Kate is an easy hostess with a talent for instant girly-intimacy. She remarks that her much-scrutinized figure—today poured into leggy Paige denims, a simple Ever tee, and sky-high Pierre Hardy patent pumps—did not “snap back” from its voluptuous state until 18 months after Ryder was born. Frankly, I suspect “snapping back” may be somewhat euphemistic. (ff. note: italicized and underlined because… what is this writer GETTING AT? Is she picking on Hudson's newly "matronly" figure? How far do these fashion rag dames stoop?) “I pole dance… I’ll run, do Pilates, mat work… I’ll go take a Spinning class,” she confesses.
Confesses, that’s right. Holy smoke. The whole fashion industry might as well confess for orchestrating Owen Wilson’s suicide attempt.
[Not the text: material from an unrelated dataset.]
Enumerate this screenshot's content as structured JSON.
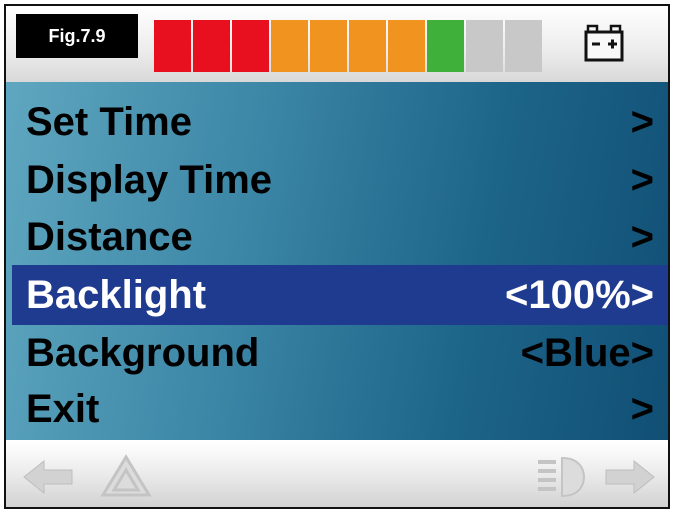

I think I got it now: I hit the streets again.
You’ve seen “Zoolander”; we’ve all seen it. Ben Stiller plays a male model with a fashion-industry-fueled hypnosis-murder plot on his head. It’s all been done before.
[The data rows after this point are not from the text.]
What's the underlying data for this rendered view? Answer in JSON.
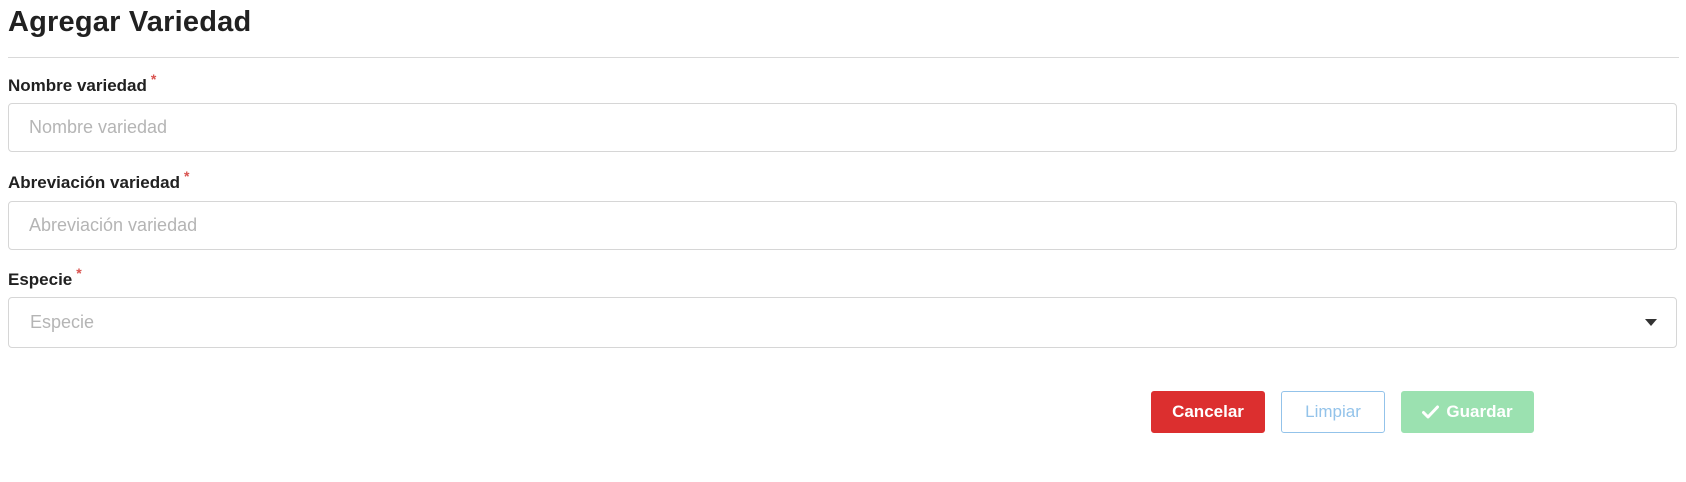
{
  "page": {
    "title": "Agregar Variedad"
  },
  "form": {
    "required_marker": "*",
    "nombre": {
      "label": "Nombre variedad",
      "placeholder": "Nombre variedad",
      "value": ""
    },
    "abreviacion": {
      "label": "Abreviación variedad",
      "placeholder": "Abreviación variedad",
      "value": ""
    },
    "especie": {
      "label": "Especie",
      "placeholder": "Especie",
      "selected": ""
    }
  },
  "actions": {
    "cancel_label": "Cancelar",
    "clear_label": "Limpiar",
    "save_label": "Guardar",
    "save_icon": "check-icon"
  },
  "colors": {
    "cancel": "#dc2f2f",
    "clear_border": "#93c3ea",
    "save": "#9be1b0",
    "required": "#d9534f"
  }
}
I go to Conspiracy Comics down in TriBeCa. It’s a weekday, so there’s nobody there save what look like two grubby college kids on vacation. They’ve both got ironic hooded-sweatshirts, ironically hooded-up.
The back room is where all the good stuff is. And it turns out, Suits McGee and Carrie Long-Sleeves are standing ten paces apart. Their faces buried in books. Books of a comic kind. Comic books.
“I need some help,” I say. Suits and Sleeves give me the eyes.
“Would there be any reason why the fashion industry would be out to get Owen Wilson?”
They look at each other. Carrie mutters, “Third stack back, twenty books in.”
I’m not gonna give you the whole frame-by-frame of “The Fashion Industry’s Conspiracy To Get Owen Wilson To Try To Kill Himself, Sort Of Like What Happened To Ben Stiller in ‘Zoolander.’” It’s a pretty quick read, so you can head down to TriBeCa and snap it up yourself. The basic gist of the mill is that Wilson was dating Francesca Versace when the story broke that he had been in a concurrent year-long shebang with Kate Hudson. None of that would matter a twit if Francesca wasn’t the niece of Donatella Versace, sister of the late Gianni Versace and Queen of the Versace Empire.
If you need me to connect the dots for you after THAT bombshell, you should go back to Sunday school. This here’s the school of Friday, and it’s never going to pat you on the back and feed you applesauce.
Suffice it to say, they didn’t succeed in their plot to fit Owen with a 24-hour satin-lined heart-shaped box. And if I were Steve Coogan, I’d watch my back.
So, that’s how it goes. You figure something all out, and then it turns out there was a comic book that figured it out before you did. Isn’t that just the way. A dick works for the rich and the mysterious, a comic book conspiracist works against them. But everybody shuffles the same sidewalk. Sniffs the same trash. Pees in the same alley.
I flip a quarter onto the checkout desk on my way out.
“Thanks for the memories,” I say to the hooded-kids and the clerk in his nifty Buddy Holly specs.
“That magazine is $4.50,” the clerk says to me.
“I’ll be seeing you,” I say.
“Wait,” the clerk says. But a dick waits for nothing. Or at least, not much.
Guess it’s time to tell Love she doesn’t owe me Jack-Nicholson. Isn’t that just the way. The New York pavement is wet with a funny kind of half-rain. I turn the collar flaps up and head into the weather.
Guess it’s time to send my bill to Gather and hope for the best.
Not like a dick hopes for anything.
The wind hits my face.
Or at least, not much.
Inevitable Epilogue: There’s plenty of good gossip for the having out in Hollywood, and I’ll be back with more of it next week. In the meantime, you simply MUST check out Britney Spears’ performance at the Video Music Awards on YouTube. An amazing architecture of dancers, camera angles, costumes and lights… and in the middle of it all, one barely-dancing, hung-over broad, barely lip-syncing. Tragicomedy gold.